When Spring Ross sent Katherine to camp for the first time four years ago, she was worried that her shy daughter might struggle to make friends and talk to others.

When Spring Ross sent Katherine to camp for the first time four years ago, she was worried that her shy daughter might struggle to make friends and talk to others.

However, when she came home, Ross saw how much Katherine loved her summer at InterVarsity Pioneer Camp, and was just as excited as her daughter was to send her back one summer later.

The two live in the city, but as she grew up on a reserve, Ross spent her childhood in the outdoors and around nature.

"I had that all year-round for my whole life," she said, but living in Winnipeg, her daughter "doesn’t get to experience that too often, but being at camp gives her some sort of experience."

One week at a time, Ross saw how Katherine was able to gain confidence, independence, responsibility and an awareness of nature.

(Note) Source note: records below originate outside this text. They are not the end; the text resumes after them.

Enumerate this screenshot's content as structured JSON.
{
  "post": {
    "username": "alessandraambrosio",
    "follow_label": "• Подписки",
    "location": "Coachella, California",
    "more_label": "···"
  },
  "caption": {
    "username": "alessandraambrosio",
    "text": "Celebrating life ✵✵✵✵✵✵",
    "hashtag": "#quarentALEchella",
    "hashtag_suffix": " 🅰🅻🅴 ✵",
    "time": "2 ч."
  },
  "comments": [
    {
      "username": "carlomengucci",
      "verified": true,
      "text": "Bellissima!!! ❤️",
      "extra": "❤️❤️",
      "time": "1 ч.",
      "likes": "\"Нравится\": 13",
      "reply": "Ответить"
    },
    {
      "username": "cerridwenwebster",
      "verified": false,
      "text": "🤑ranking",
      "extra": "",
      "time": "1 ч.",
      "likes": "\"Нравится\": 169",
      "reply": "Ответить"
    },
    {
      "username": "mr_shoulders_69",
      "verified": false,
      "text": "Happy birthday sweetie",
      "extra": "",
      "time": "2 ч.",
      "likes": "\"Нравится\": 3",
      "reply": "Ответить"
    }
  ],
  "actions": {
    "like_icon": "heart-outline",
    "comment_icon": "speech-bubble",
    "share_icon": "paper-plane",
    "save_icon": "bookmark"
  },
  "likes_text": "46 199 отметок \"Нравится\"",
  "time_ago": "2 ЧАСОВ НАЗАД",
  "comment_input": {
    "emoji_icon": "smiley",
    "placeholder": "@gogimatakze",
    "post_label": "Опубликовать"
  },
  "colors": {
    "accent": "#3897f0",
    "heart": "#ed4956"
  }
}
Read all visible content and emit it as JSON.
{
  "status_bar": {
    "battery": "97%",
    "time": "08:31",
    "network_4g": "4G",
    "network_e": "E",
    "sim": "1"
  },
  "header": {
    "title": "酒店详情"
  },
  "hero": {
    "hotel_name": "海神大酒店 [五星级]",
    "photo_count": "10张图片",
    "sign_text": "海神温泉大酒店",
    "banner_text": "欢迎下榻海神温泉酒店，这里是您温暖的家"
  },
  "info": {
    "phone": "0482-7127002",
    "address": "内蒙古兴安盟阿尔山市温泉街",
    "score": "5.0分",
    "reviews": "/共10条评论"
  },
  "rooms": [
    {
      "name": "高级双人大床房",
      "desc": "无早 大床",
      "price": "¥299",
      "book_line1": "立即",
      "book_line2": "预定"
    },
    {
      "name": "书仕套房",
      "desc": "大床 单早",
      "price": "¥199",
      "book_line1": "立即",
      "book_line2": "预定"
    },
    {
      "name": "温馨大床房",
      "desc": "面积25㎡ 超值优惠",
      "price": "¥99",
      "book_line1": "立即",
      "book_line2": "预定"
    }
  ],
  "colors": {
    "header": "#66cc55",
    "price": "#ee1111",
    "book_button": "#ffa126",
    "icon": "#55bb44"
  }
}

"Of course, organizations like the Sunshine Fund can help you, because it is costly for a week, and the Sunshine Fund helps us," she said.

"A little bit helps all the time."

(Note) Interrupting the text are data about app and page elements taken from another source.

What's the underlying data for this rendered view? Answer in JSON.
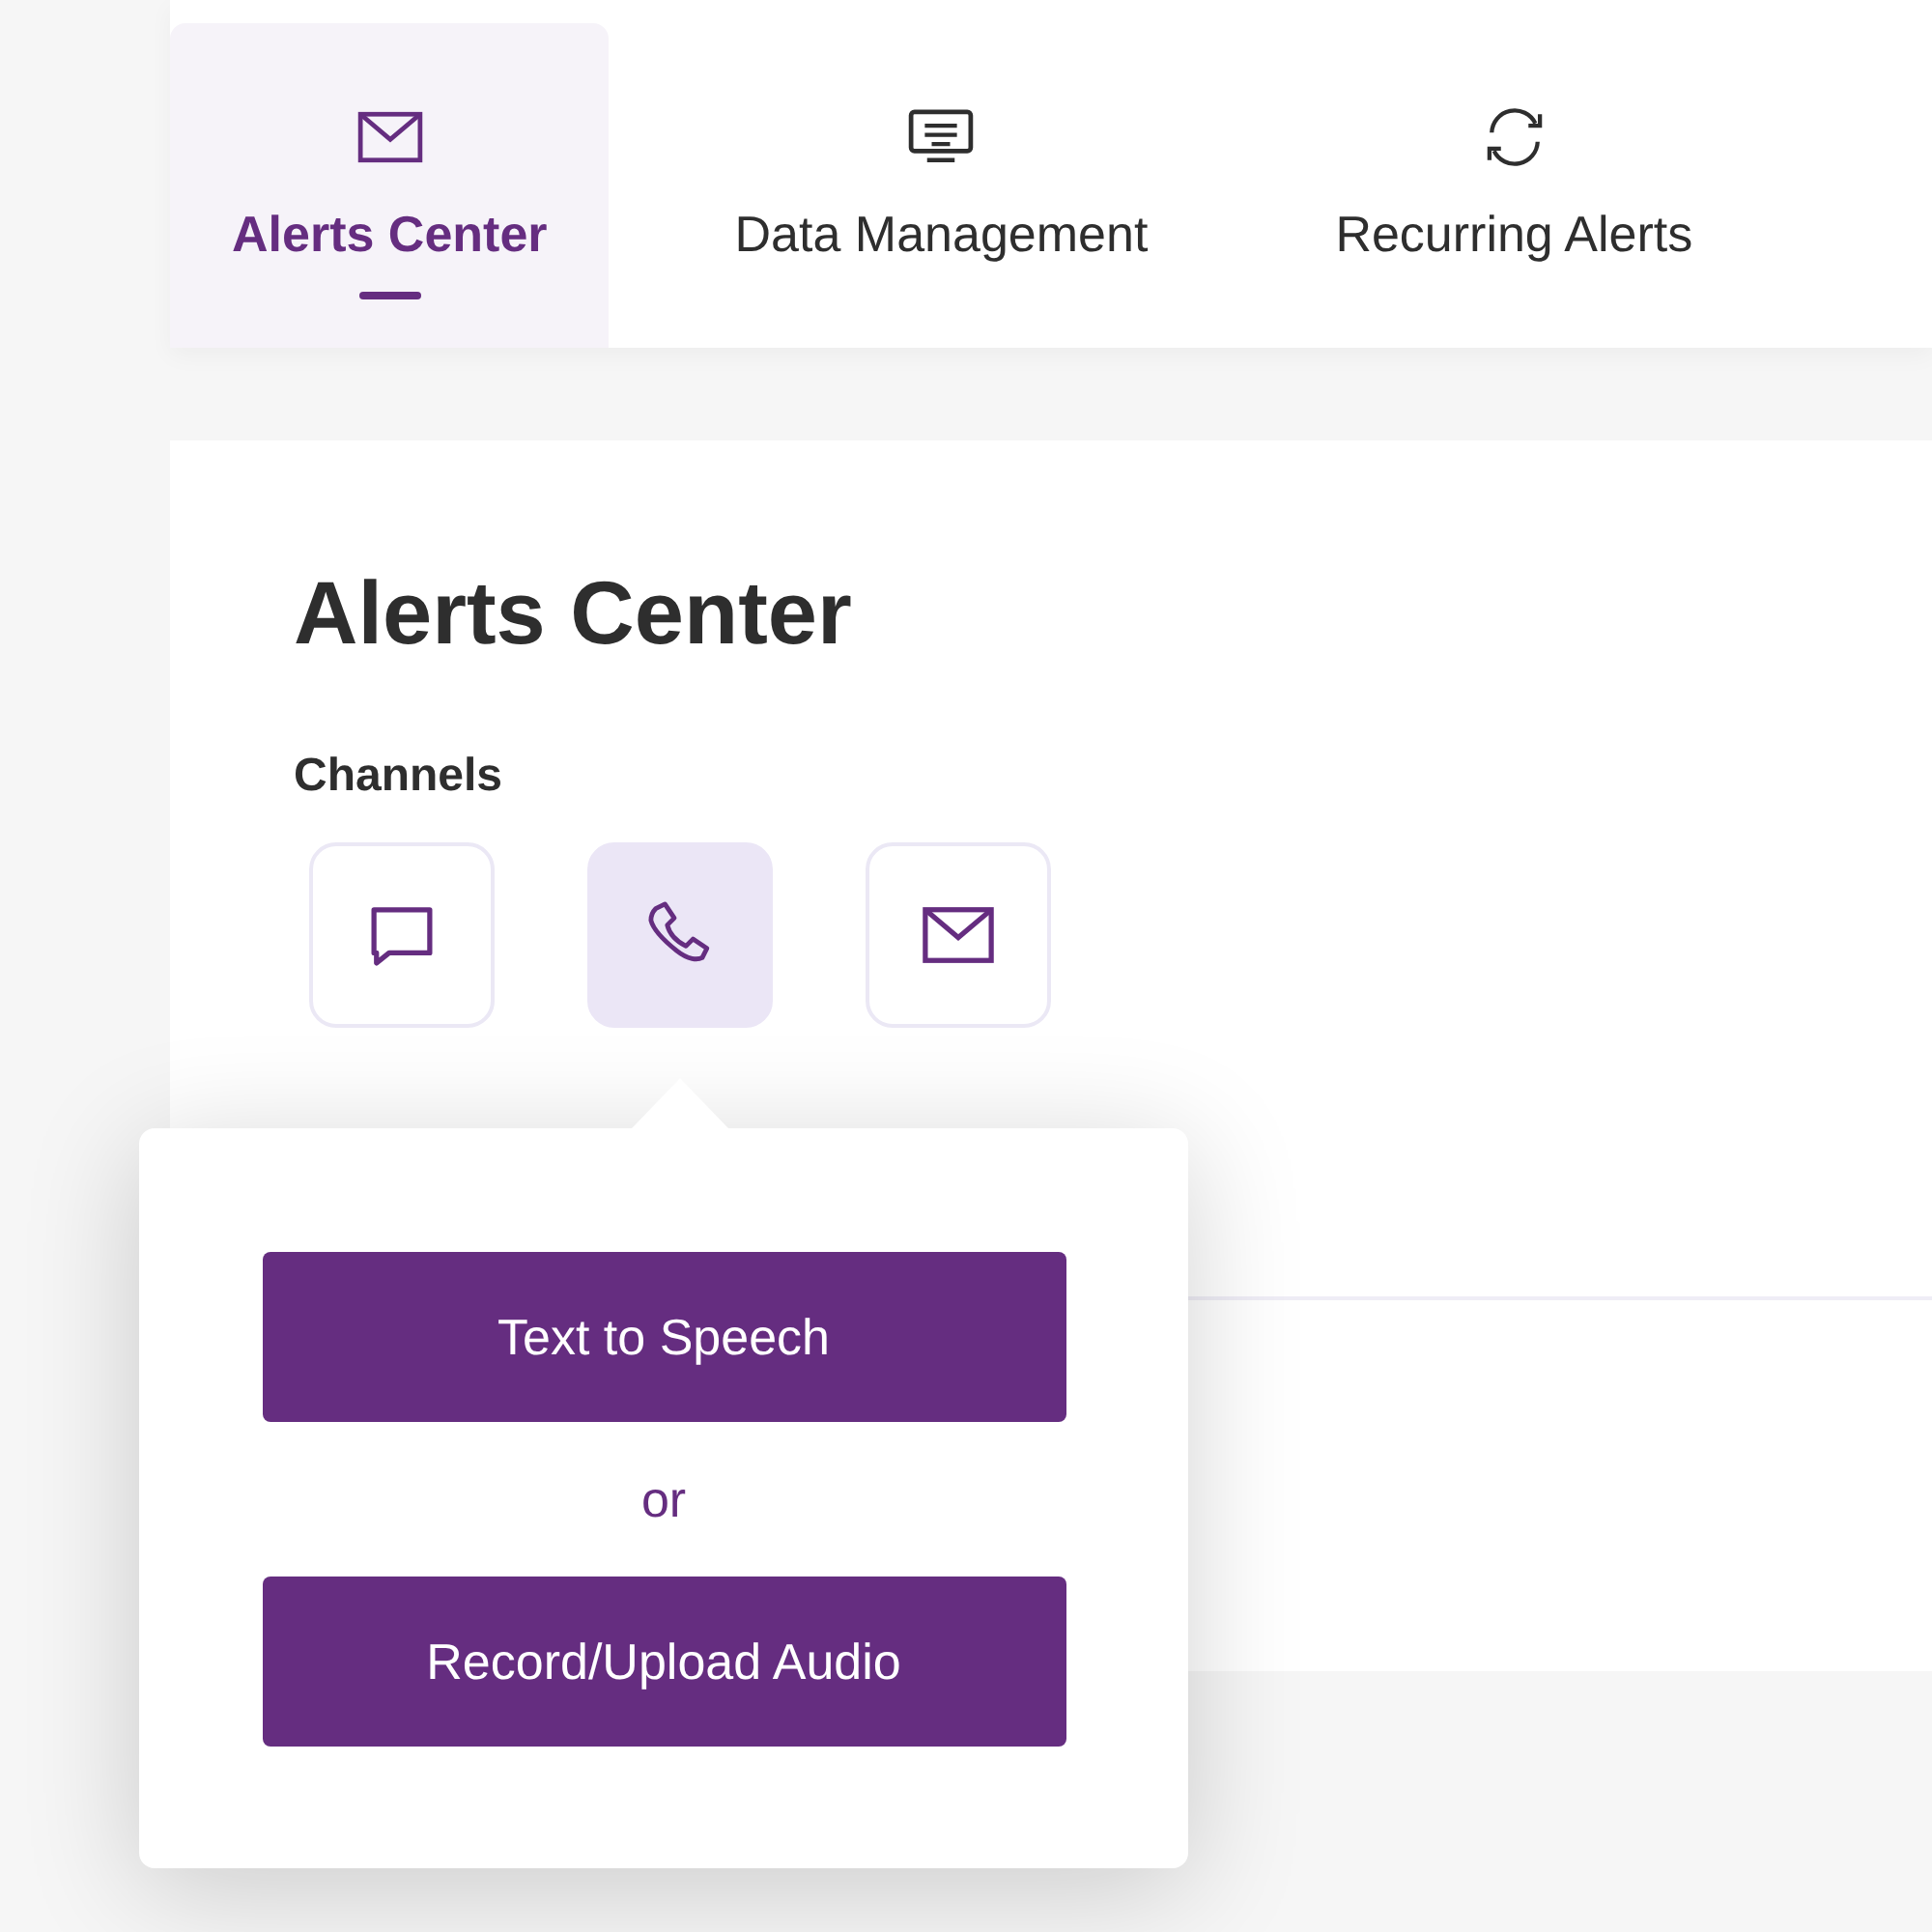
{
  "tabs": [
    {
      "label": "Alerts Center",
      "kind": "envelope",
      "selected": true
    },
    {
      "label": "Data Management",
      "kind": "monitor",
      "selected": false
    },
    {
      "label": "Recurring Alerts",
      "kind": "sync",
      "selected": false
    }
  ],
  "page": {
    "title": "Alerts Center",
    "section": "Channels"
  },
  "channels": [
    {
      "kind": "chat",
      "selected": false
    },
    {
      "kind": "phone",
      "selected": true
    },
    {
      "kind": "envelope",
      "selected": false
    }
  ],
  "popover": {
    "buttons": [
      "Text to Speech",
      "Record/Upload Audio"
    ],
    "separator": "or"
  }
}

Ross is one of the many parents in Manitoba who use the Sunshine Fund to help make their child’s summer memorable.

With the fund’s help, paying camp tuition was more doable, and she was able to keep sending Katherine to Pioneer Camp so she could continue to have fun and develop those skills she learned.

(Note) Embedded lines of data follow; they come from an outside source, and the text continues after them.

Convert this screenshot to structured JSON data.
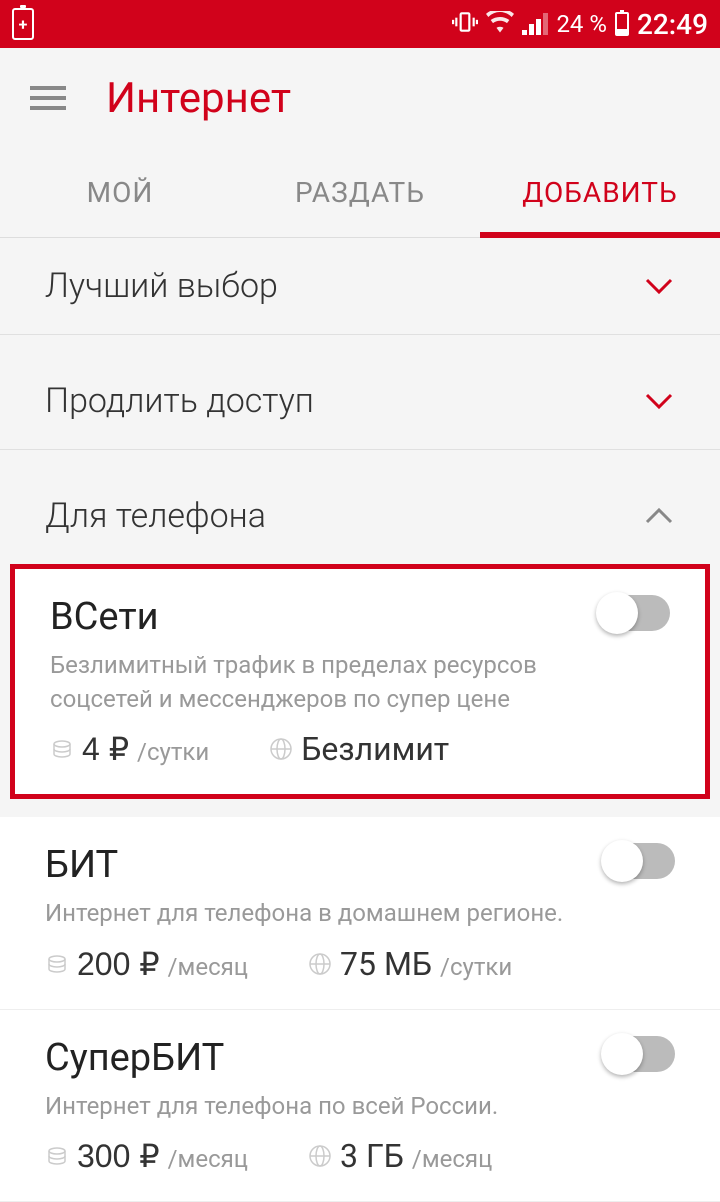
{
  "status": {
    "battery_pct": "24 %",
    "time": "22:49"
  },
  "header": {
    "title": "Интернет"
  },
  "tabs": {
    "items": [
      {
        "label": "МОЙ"
      },
      {
        "label": "РАЗДАТЬ"
      },
      {
        "label": "ДОБАВИТЬ"
      }
    ],
    "active_index": 2
  },
  "sections": [
    {
      "title": "Лучший выбор",
      "expanded": false
    },
    {
      "title": "Продлить доступ",
      "expanded": false
    },
    {
      "title": "Для телефона",
      "expanded": true
    }
  ],
  "options": [
    {
      "name": "ВСети",
      "desc": "Безлимитный трафик в пределах ресурсов соцсетей и мессенджеров по супер цене",
      "price_value": "4 ₽",
      "price_unit": "/сутки",
      "quota_value": "Безлимит",
      "quota_unit": "",
      "highlighted": true,
      "enabled": false
    },
    {
      "name": "БИТ",
      "desc": "Интернет для телефона в домашнем регионе.",
      "price_value": "200 ₽",
      "price_unit": "/месяц",
      "quota_value": "75 МБ",
      "quota_unit": "/сутки",
      "highlighted": false,
      "enabled": false
    },
    {
      "name": "СуперБИТ",
      "desc": "Интернет для телефона по всей России.",
      "price_value": "300 ₽",
      "price_unit": "/месяц",
      "quota_value": "3 ГБ",
      "quota_unit": "/месяц",
      "highlighted": false,
      "enabled": false
    }
  ]
}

For Sharon Steward, one of the year-round managers at Pioneer Camp, what sets the camp apart from others is its commitment to teaching outdoors and wilderness skills.

"All of these things work towards teaching the kids to be independent thinkers, and working together as teams," she said.

"It’s just a great gift to provide kids to be at camp, especially if there are financial boundaries."

For five days, campers in the same age group are able to develop skills they can apply to real life. They can go on hikes, learn about trees and plants, and even do crafts, drama and sports.

Last summer, Pioneer Camp, typically an overnight camp at Shoal Lake, was closed due to the pandemic, but this year, adhering to public health restrictions, the camp has switched to a day camp in the city.

Despite the challenges the camp had to face, it continues to operate and it plans to resume canoe trips for older campers in August.

Some kids haven’t been able to see their friends since school closures, and among the kids at camp, "there’s so much joy," she said.

Just like the Sunshine Fund, Steward said the team at Pioneer Camp believes all kids should be able to go to camp, and they’ve found even throughout the pandemic, the Sunshine Fund has been able to help them achieve that.

In a typical year, about 10 per cent of their campers receive scholarships from the Sunshine Fund, and even though the camp’s capacity has been reduced to 20 campers per week, that percentage has stayed the same, which, for Steward, is indicative of the need for summer camp regardless of the situation in the world.

For her, the most important part is that "they’re just getting to be kids."

"They’re getting to have some fun and play games and learn all at the same time, and we’re able to facilitate that."

gillian.brown@freepress.mb.ca